WHAT TO WORK ON —
Identical copies of all the records below are needed.

━━━━━━━━━━━━━━━━━━━━━━━━━━━━━━

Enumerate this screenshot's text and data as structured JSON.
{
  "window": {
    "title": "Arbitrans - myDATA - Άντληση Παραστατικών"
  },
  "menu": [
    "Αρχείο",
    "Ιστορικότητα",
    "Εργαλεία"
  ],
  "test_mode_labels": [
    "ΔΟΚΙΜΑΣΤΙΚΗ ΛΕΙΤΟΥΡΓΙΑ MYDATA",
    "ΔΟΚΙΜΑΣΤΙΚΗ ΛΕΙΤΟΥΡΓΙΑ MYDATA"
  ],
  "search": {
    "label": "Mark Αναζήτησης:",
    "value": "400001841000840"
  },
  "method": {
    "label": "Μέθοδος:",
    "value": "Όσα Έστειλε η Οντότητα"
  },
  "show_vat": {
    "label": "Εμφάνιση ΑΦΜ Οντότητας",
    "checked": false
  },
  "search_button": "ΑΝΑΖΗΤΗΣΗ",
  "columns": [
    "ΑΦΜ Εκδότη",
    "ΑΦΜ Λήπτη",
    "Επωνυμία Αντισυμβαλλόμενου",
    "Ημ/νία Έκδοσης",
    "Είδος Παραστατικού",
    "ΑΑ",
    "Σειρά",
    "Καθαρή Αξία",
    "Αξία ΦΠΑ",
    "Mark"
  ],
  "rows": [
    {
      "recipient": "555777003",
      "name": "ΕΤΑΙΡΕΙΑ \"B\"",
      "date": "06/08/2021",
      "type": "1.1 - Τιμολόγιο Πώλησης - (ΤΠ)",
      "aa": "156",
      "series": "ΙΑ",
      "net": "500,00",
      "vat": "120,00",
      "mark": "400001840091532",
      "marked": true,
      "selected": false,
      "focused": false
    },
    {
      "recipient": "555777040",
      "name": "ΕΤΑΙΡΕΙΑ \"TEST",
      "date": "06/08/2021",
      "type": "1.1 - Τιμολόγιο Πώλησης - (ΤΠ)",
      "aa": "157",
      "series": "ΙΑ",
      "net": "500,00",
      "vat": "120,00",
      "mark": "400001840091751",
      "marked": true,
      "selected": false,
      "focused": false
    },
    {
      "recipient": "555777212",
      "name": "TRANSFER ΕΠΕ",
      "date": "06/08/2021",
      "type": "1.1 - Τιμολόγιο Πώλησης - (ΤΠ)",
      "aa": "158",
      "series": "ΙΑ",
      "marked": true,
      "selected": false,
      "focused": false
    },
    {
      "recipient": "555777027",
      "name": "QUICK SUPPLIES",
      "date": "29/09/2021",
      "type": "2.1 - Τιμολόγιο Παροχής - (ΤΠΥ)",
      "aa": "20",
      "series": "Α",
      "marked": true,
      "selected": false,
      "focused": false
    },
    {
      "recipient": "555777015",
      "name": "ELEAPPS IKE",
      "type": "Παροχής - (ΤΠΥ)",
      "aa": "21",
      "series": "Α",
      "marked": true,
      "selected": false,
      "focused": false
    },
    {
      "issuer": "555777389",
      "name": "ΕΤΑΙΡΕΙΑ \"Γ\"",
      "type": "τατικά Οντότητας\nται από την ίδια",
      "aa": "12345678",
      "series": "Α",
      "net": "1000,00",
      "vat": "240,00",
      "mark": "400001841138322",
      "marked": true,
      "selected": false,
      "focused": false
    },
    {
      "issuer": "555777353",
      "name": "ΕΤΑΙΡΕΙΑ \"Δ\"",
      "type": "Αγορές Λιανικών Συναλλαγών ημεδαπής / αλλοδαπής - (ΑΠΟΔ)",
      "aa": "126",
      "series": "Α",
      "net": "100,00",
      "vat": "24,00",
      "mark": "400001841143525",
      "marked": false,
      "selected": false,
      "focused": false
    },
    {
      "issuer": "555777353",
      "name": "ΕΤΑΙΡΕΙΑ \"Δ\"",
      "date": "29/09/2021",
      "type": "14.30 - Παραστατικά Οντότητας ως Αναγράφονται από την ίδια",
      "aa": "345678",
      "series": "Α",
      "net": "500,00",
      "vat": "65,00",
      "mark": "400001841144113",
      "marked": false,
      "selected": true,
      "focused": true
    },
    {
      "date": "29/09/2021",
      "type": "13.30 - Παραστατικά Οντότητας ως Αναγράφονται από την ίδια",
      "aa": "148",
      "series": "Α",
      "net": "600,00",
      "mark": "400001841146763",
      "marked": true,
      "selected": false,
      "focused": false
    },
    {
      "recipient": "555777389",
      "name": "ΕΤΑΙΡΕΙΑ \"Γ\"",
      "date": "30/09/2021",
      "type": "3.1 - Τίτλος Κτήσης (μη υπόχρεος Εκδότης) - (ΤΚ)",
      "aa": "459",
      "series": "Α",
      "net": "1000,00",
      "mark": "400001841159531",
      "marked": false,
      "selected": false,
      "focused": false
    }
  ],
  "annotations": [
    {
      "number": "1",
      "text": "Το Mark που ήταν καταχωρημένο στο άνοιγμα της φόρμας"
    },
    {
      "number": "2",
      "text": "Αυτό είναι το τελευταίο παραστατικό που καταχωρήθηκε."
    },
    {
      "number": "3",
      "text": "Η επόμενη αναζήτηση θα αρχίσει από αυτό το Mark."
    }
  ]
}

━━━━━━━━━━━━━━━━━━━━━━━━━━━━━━

SOLUTION FOR THIS TASK —
Enumerate this screenshot's text and data as structured JSON.
{
  "window": {
    "title": "Arbitrans - myDATA - Άντληση Παραστατικών"
  },
  "menu": [
    "Αρχείο",
    "Ιστορικότητα",
    "Εργαλεία"
  ],
  "test_mode_labels": [
    "ΔΟΚΙΜΑΣΤΙΚΗ ΛΕΙΤΟΥΡΓΙΑ MYDATA",
    "ΔΟΚΙΜΑΣΤΙΚΗ ΛΕΙΤΟΥΡΓΙΑ MYDATA"
  ],
  "search": {
    "label": "Mark Αναζήτησης:",
    "value": "400001841000840"
  },
  "method": {
    "label": "Μέθοδος:",
    "value": "Όσα Έστειλε η Οντότητα"
  },
  "show_vat": {
    "label": "Εμφάνιση ΑΦΜ Οντότητας",
    "checked": false
  },
  "search_button": "ΑΝΑΖΗΤΗΣΗ",
  "columns": [
    "ΑΦΜ Εκδότη",
    "ΑΦΜ Λήπτη",
    "Επωνυμία Αντισυμβαλλόμενου",
    "Ημ/νία Έκδοσης",
    "Είδος Παραστατικού",
    "ΑΑ",
    "Σειρά",
    "Καθαρή Αξία",
    "Αξία ΦΠΑ",
    "Mark"
  ],
  "rows": [
    {
      "recipient": "555777003",
      "name": "ΕΤΑΙΡΕΙΑ \"B\"",
      "date": "06/08/2021",
      "type": "1.1 - Τιμολόγιο Πώλησης - (ΤΠ)",
      "aa": "156",
      "series": "ΙΑ",
      "net": "500,00",
      "vat": "120,00",
      "mark": "400001840091532",
      "marked": true,
      "selected": false,
      "focused": false
    },
    {
      "recipient": "555777040",
      "name": "ΕΤΑΙΡΕΙΑ \"TEST",
      "date": "06/08/2021",
      "type": "1.1 - Τιμολόγιο Πώλησης - (ΤΠ)",
      "aa": "157",
      "series": "ΙΑ",
      "net": "500,00",
      "vat": "120,00",
      "mark": "400001840091751",
      "marked": true,
      "selected": false,
      "focused": false
    },
    {
      "recipient": "555777212",
      "name": "TRANSFER ΕΠΕ",
      "date": "06/08/2021",
      "type": "1.1 - Τιμολόγιο Πώλησης - (ΤΠ)",
      "aa": "158",
      "series": "ΙΑ",
      "marked": true,
      "selected": false,
      "focused": false
    },
    {
      "recipient": "555777027",
      "name": "QUICK SUPPLIES",
      "date": "29/09/2021",
      "type": "2.1 - Τιμολόγιο Παροχής - (ΤΠΥ)",
      "aa": "20",
      "series": "Α",
      "marked": true,
      "selected": false,
      "focused": false
    },
    {
      "recipient": "555777015",
      "name": "ELEAPPS IKE",
      "type": "Παροχής - (ΤΠΥ)",
      "aa": "21",
      "series": "Α",
      "marked": true,
      "selected": false,
      "focused": false
    },
    {
      "issuer": "555777389",
      "name": "ΕΤΑΙΡΕΙΑ \"Γ\"",
      "type": "τατικά Οντότητας\nται από την ίδια",
      "aa": "12345678",
      "series": "Α",
      "net": "1000,00",
      "vat": "240,00",
      "mark": "400001841138322",
      "marked": true,
      "selected": false,
      "focused": false
    },
    {
      "issuer": "555777353",
      "name": "ΕΤΑΙΡΕΙΑ \"Δ\"",
      "type": "Αγορές Λιανικών Συναλλαγών ημεδαπής / αλλοδαπής - (ΑΠΟΔ)",
      "aa": "126",
      "series": "Α",
      "net": "100,00",
      "vat": "24,00",
      "mark": "400001841143525",
      "marked": false,
      "selected": false,
      "focused": false
    },
    {
      "issuer": "555777353",
      "name": "ΕΤΑΙΡΕΙΑ \"Δ\"",
      "date": "29/09/2021",
      "type": "14.30 - Παραστατικά Οντότητας ως Αναγράφονται από την ίδια",
      "aa": "345678",
      "series": "Α",
      "net": "500,00",
      "vat": "65,00",
      "mark": "400001841144113",
      "marked": false,
      "selected": true,
      "focused": true
    },
    {
      "date": "29/09/2021",
      "type": "13.30 - Παραστατικά Οντότητας ως Αναγράφονται από την ίδια",
      "aa": "148",
      "series": "Α",
      "net": "600,00",
      "mark": "400001841146763",
      "marked": true,
      "selected": false,
      "focused": false
    },
    {
      "recipient": "555777389",
      "name": "ΕΤΑΙΡΕΙΑ \"Γ\"",
      "date": "30/09/2021",
      "type": "3.1 - Τίτλος Κτήσης (μη υπόχρεος Εκδότης) - (ΤΚ)",
      "aa": "459",
      "series": "Α",
      "net": "1000,00",
      "mark": "400001841159531",
      "marked": false,
      "selected": false,
      "focused": false
    }
  ],
  "annotations": [
    {
      "number": "1",
      "text": "Το Mark που ήταν καταχωρημένο στο άνοιγμα της φόρμας"
    },
    {
      "number": "2",
      "text": "Αυτό είναι το τελευταίο παραστατικό που καταχωρήθηκε."
    },
    {
      "number": "3",
      "text": "Η επόμενη αναζήτηση θα αρχίσει από αυτό το Mark."
    }
  ]
}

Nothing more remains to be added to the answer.